**WORK ORDER:** The answer must consist of each line below that contains the string "data".

**RECORDS FOR THIS TASK:**
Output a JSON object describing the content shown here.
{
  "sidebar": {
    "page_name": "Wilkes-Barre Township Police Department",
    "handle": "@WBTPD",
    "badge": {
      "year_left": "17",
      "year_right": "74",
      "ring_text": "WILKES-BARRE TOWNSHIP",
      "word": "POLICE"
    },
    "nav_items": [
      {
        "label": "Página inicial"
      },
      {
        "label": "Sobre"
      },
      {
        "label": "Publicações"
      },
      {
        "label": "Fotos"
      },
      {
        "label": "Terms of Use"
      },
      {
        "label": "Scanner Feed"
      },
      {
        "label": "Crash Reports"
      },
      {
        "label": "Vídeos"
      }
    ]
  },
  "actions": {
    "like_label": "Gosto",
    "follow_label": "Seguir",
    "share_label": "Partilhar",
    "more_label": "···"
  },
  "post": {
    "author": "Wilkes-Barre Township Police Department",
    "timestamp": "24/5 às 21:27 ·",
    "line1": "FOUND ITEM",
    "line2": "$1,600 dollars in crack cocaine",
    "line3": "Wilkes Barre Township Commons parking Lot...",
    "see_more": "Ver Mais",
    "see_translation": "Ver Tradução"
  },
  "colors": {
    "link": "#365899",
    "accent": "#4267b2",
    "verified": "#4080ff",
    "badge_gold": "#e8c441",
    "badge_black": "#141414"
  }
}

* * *

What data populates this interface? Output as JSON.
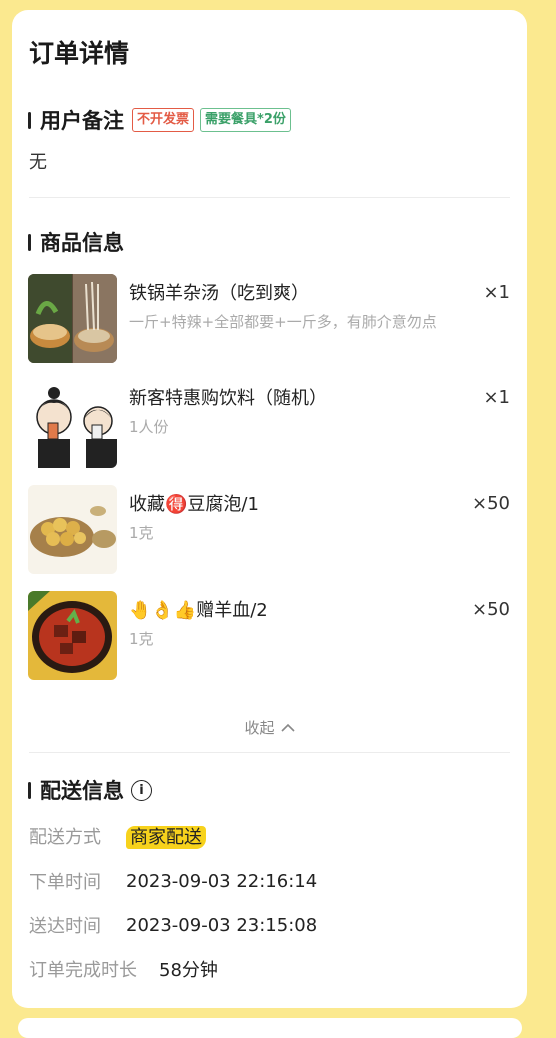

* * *

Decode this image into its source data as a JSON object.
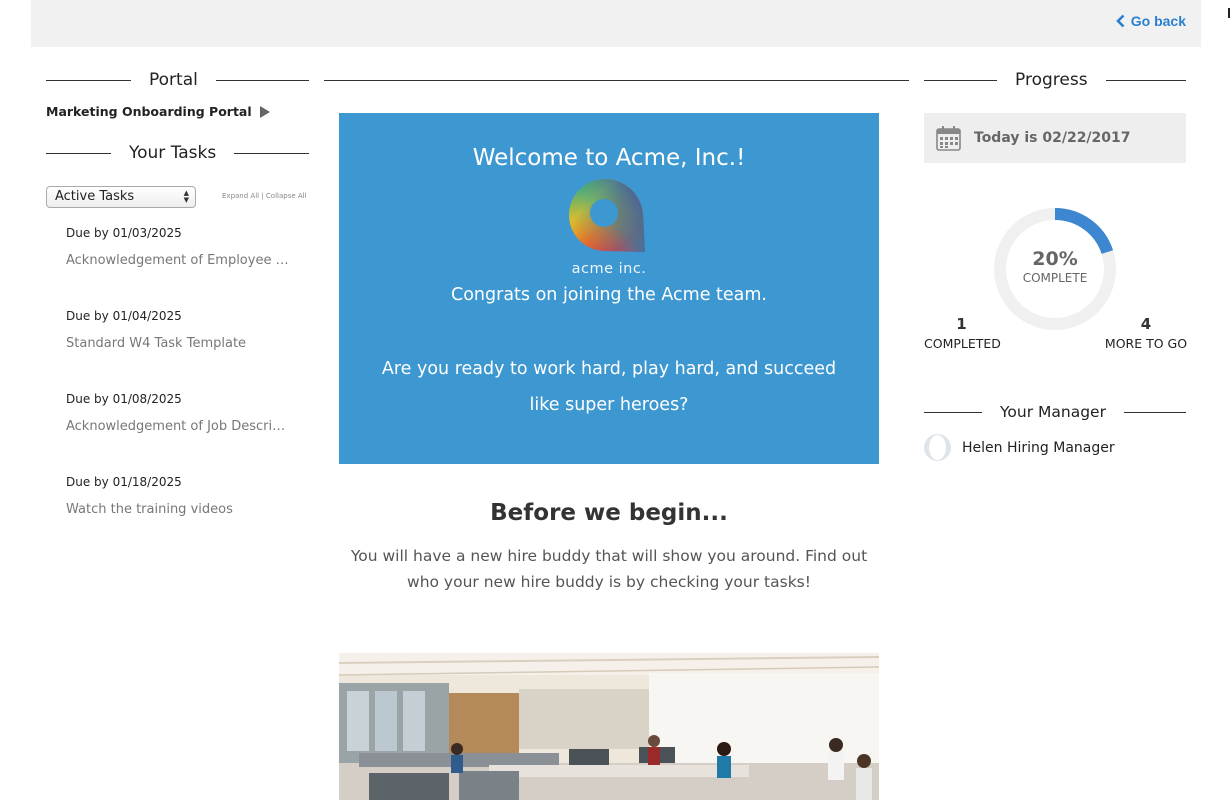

**ANSWER FOR THE TASK:**
What data populates this interface? Output as JSON.
Decode this image into its source data as a JSON object.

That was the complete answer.